I believe that something CSA can and will do better under my leadership is being more sustainable in taking care of the students that serve in the organization. The leaders who serve on CSA are students first and, as such, their added commitment to CSA needs to be nurtured in a way that acknowledges and accommodates that. CSA needs to be a conducive, positive and affirming environment. In order to meet this goal, I have proposed holding one meeting a month dedicated to self-care to make sure the student board members have sufficient support. During these monthly meetings, we will give students the option to either engage in a bonding activity that could happen either on or off campus or to take that time to build in some self-care for themselves. Additionally, at the end of the term, we will have celebratory meetings in which we assess the goals we set out and how well we accomplished them. This will give us a clear and unified map of where we are and where we set out to go in the coming terms.
Candidates often set goals that are far-reaching and difficult to accomplish – how confident are you in your ability to accomplish your goals? What will you prioritize?
I don’t believe in setting goals without a formidable plan as well as steps to track how well we are proceeding in attaining those goals. I believe that all of the goals I have laid out are viable and will be achievable once we have an organized plan and clear communication amongst CSA representatives and other parties involved as well. An example is my priority in acquiring a Black Student Center as the Ujamaa Collective demands. While the IDE plan has stated their interest in building and accommodating a Black Student Center in their residential housing plan and amongst multicultural spaces on campus, they can specify the how of these plans by collaborating with and having better engagement with the unified vision outlined by the Ujamaa Collective’s demands..

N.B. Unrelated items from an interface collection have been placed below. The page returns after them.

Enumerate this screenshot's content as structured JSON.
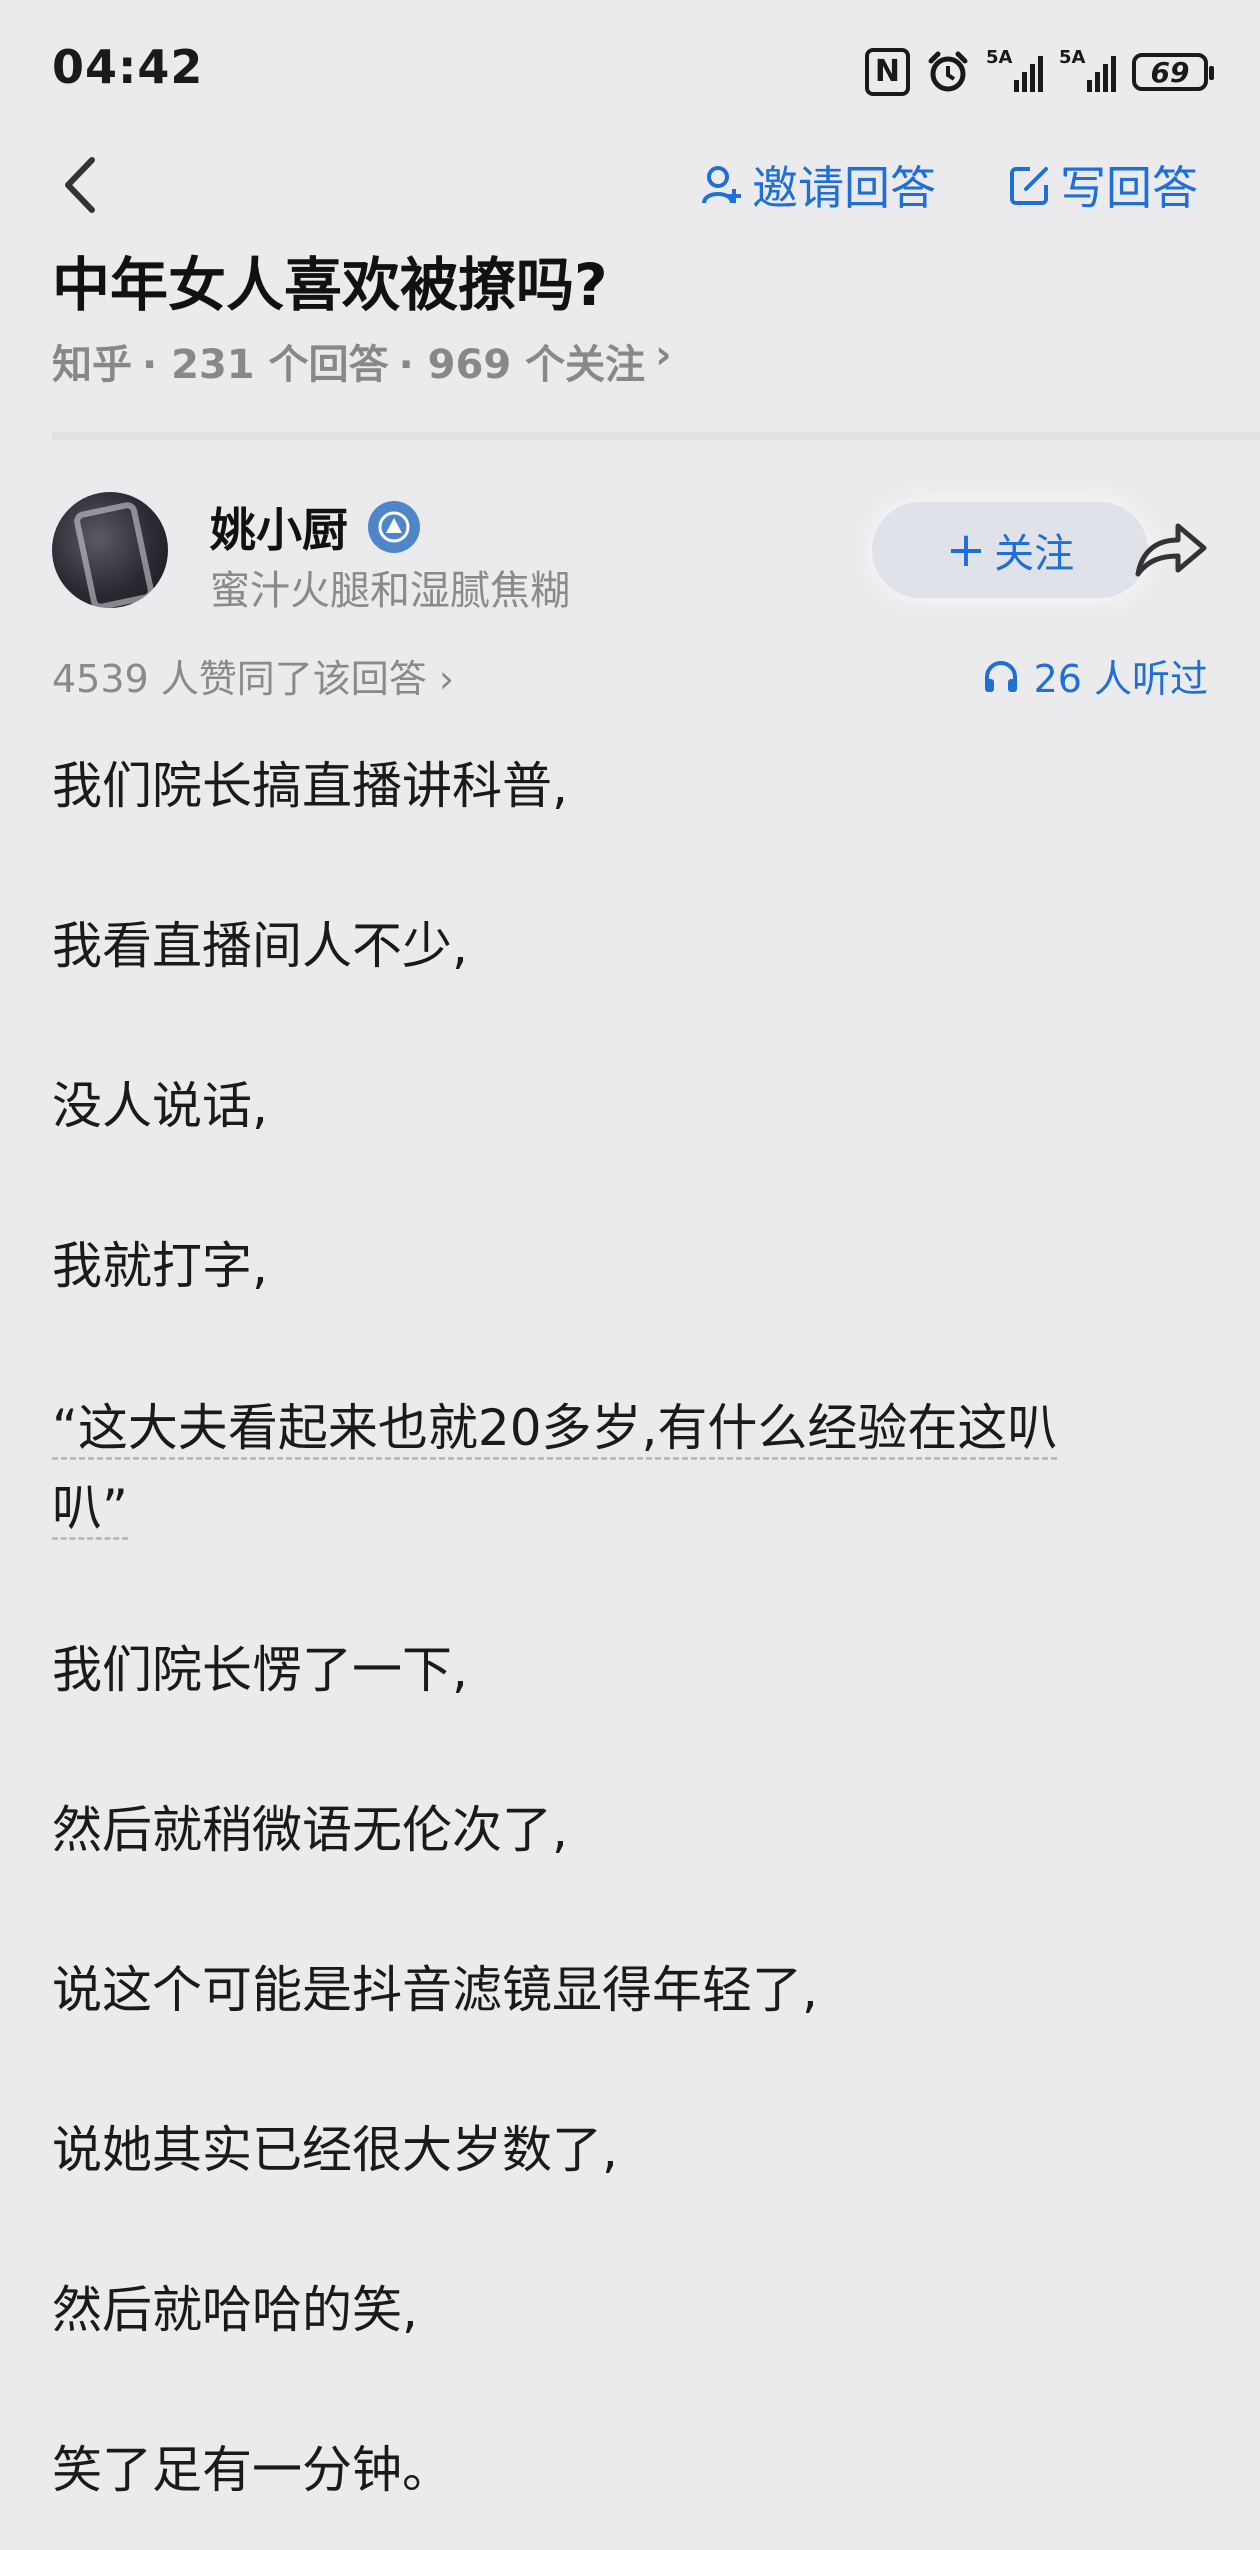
{
  "status_bar": {
    "time": "04:42",
    "nfc_icon_text": "N",
    "network_label_1": "5A",
    "network_label_2": "5A",
    "battery": "69"
  },
  "nav": {
    "invite_label": "邀请回答",
    "write_label": "写回答"
  },
  "question": {
    "title": "中年女人喜欢被撩吗?",
    "source": "知乎",
    "answers": "· 231 个回答",
    "followers": "· 969 个关注",
    "chevron": "›"
  },
  "author": {
    "name": "姚小厨",
    "bio": "蜜汁火腿和湿腻焦糊",
    "follow_label": "关注",
    "follow_plus": "+"
  },
  "stats": {
    "likes": "4539 人赞同了该回答 ›",
    "listened": "26 人听过"
  },
  "content": {
    "paragraphs": [
      "我们院长搞直播讲科普,",
      "我看直播间人不少,",
      "没人说话,",
      "我就打字,",
      "“这大夫看起来也就20多岁,有什么经验在这叭",
      "叭”",
      "我们院长愣了一下,",
      "然后就稍微语无伦次了,",
      "说这个可能是抖音滤镜显得年轻了,",
      "说她其实已经很大岁数了,",
      "然后就哈哈的笑,",
      "笑了足有一分钟。"
    ]
  },
  "colors": {
    "background": "#ebebed",
    "accent_blue": "#1f6fd6",
    "muted_gray": "#8a8a8a"
  }
}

Anything to add?
I would love to represent you as your next CSA president! VOTE FOR ME! VOTE FOR ME!! VOTE FOR ME!!!!!